> **PROVIDED INFORMATION**:
+ + +
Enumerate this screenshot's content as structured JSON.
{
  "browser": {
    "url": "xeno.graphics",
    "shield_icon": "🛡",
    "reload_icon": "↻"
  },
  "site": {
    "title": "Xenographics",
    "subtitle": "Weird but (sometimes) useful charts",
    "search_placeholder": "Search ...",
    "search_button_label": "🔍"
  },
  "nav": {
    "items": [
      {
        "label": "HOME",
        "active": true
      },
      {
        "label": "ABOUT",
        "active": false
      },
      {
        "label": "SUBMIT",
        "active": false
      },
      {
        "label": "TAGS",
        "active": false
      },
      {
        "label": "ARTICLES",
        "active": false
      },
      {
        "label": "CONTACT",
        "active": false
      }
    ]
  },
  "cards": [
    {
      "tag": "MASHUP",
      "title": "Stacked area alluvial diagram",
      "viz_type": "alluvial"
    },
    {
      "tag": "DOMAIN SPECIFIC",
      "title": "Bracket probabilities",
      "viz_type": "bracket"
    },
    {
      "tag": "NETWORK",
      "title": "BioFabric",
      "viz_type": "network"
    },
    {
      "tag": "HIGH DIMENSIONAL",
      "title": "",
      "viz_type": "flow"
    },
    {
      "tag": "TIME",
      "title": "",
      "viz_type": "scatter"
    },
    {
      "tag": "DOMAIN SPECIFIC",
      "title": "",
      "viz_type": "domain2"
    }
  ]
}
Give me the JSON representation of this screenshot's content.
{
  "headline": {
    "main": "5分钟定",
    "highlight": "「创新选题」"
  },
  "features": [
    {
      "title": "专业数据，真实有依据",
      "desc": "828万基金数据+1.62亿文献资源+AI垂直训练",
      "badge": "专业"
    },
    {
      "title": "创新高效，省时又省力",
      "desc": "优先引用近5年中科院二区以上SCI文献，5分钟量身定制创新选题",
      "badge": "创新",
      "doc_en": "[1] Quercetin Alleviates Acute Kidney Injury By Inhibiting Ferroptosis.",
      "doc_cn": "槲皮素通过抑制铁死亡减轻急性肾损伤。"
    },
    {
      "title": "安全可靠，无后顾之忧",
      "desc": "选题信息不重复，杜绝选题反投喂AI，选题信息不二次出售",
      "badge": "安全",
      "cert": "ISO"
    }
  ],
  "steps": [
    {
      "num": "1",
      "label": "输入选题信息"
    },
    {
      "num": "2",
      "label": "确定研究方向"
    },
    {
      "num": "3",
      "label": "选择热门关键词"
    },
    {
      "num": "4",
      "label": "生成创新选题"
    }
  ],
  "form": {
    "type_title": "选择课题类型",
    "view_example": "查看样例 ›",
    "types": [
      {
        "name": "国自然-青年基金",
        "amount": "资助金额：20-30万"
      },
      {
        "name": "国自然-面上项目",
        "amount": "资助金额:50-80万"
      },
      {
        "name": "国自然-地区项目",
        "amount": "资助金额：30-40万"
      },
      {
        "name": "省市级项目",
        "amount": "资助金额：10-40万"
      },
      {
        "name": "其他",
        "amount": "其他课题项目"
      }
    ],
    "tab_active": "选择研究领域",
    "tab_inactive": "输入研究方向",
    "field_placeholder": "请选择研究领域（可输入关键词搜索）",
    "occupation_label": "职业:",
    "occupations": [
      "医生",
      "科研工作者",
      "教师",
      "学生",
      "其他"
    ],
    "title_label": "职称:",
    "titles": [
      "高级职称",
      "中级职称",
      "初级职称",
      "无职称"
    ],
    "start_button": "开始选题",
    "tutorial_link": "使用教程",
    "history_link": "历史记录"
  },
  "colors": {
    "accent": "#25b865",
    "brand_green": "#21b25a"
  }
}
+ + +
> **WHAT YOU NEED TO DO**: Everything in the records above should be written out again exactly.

> **WRITTEN SOLUTION**:
Enumerate this screenshot's content as structured JSON.
{
  "browser": {
    "url": "xeno.graphics",
    "shield_icon": "🛡",
    "reload_icon": "↻"
  },
  "site": {
    "title": "Xenographics",
    "subtitle": "Weird but (sometimes) useful charts",
    "search_placeholder": "Search ...",
    "search_button_label": "🔍"
  },
  "nav": {
    "items": [
      {
        "label": "HOME",
        "active": true
      },
      {
        "label": "ABOUT",
        "active": false
      },
      {
        "label": "SUBMIT",
        "active": false
      },
      {
        "label": "TAGS",
        "active": false
      },
      {
        "label": "ARTICLES",
        "active": false
      },
      {
        "label": "CONTACT",
        "active": false
      }
    ]
  },
  "cards": [
    {
      "tag": "MASHUP",
      "title": "Stacked area alluvial diagram",
      "viz_type": "alluvial"
    },
    {
      "tag": "DOMAIN SPECIFIC",
      "title": "Bracket probabilities",
      "viz_type": "bracket"
    },
    {
      "tag": "NETWORK",
      "title": "BioFabric",
      "viz_type": "network"
    },
    {
      "tag": "HIGH DIMENSIONAL",
      "title": "",
      "viz_type": "flow"
    },
    {
      "tag": "TIME",
      "title": "",
      "viz_type": "scatter"
    },
    {
      "tag": "DOMAIN SPECIFIC",
      "title": "",
      "viz_type": "domain2"
    }
  ]
}
Give me the JSON representation of this screenshot's content.
{
  "headline": {
    "main": "5分钟定",
    "highlight": "「创新选题」"
  },
  "features": [
    {
      "title": "专业数据，真实有依据",
      "desc": "828万基金数据+1.62亿文献资源+AI垂直训练",
      "badge": "专业"
    },
    {
      "title": "创新高效，省时又省力",
      "desc": "优先引用近5年中科院二区以上SCI文献，5分钟量身定制创新选题",
      "badge": "创新",
      "doc_en": "[1] Quercetin Alleviates Acute Kidney Injury By Inhibiting Ferroptosis.",
      "doc_cn": "槲皮素通过抑制铁死亡减轻急性肾损伤。"
    },
    {
      "title": "安全可靠，无后顾之忧",
      "desc": "选题信息不重复，杜绝选题反投喂AI，选题信息不二次出售",
      "badge": "安全",
      "cert": "ISO"
    }
  ],
  "steps": [
    {
      "num": "1",
      "label": "输入选题信息"
    },
    {
      "num": "2",
      "label": "确定研究方向"
    },
    {
      "num": "3",
      "label": "选择热门关键词"
    },
    {
      "num": "4",
      "label": "生成创新选题"
    }
  ],
  "form": {
    "type_title": "选择课题类型",
    "view_example": "查看样例 ›",
    "types": [
      {
        "name": "国自然-青年基金",
        "amount": "资助金额：20-30万"
      },
      {
        "name": "国自然-面上项目",
        "amount": "资助金额:50-80万"
      },
      {
        "name": "国自然-地区项目",
        "amount": "资助金额：30-40万"
      },
      {
        "name": "省市级项目",
        "amount": "资助金额：10-40万"
      },
      {
        "name": "其他",
        "amount": "其他课题项目"
      }
    ],
    "tab_active": "选择研究领域",
    "tab_inactive": "输入研究方向",
    "field_placeholder": "请选择研究领域（可输入关键词搜索）",
    "occupation_label": "职业:",
    "occupations": [
      "医生",
      "科研工作者",
      "教师",
      "学生",
      "其他"
    ],
    "title_label": "职称:",
    "titles": [
      "高级职称",
      "中级职称",
      "初级职称",
      "无职称"
    ],
    "start_button": "开始选题",
    "tutorial_link": "使用教程",
    "history_link": "历史记录"
  },
  "colors": {
    "accent": "#25b865",
    "brand_green": "#21b25a"
  }
}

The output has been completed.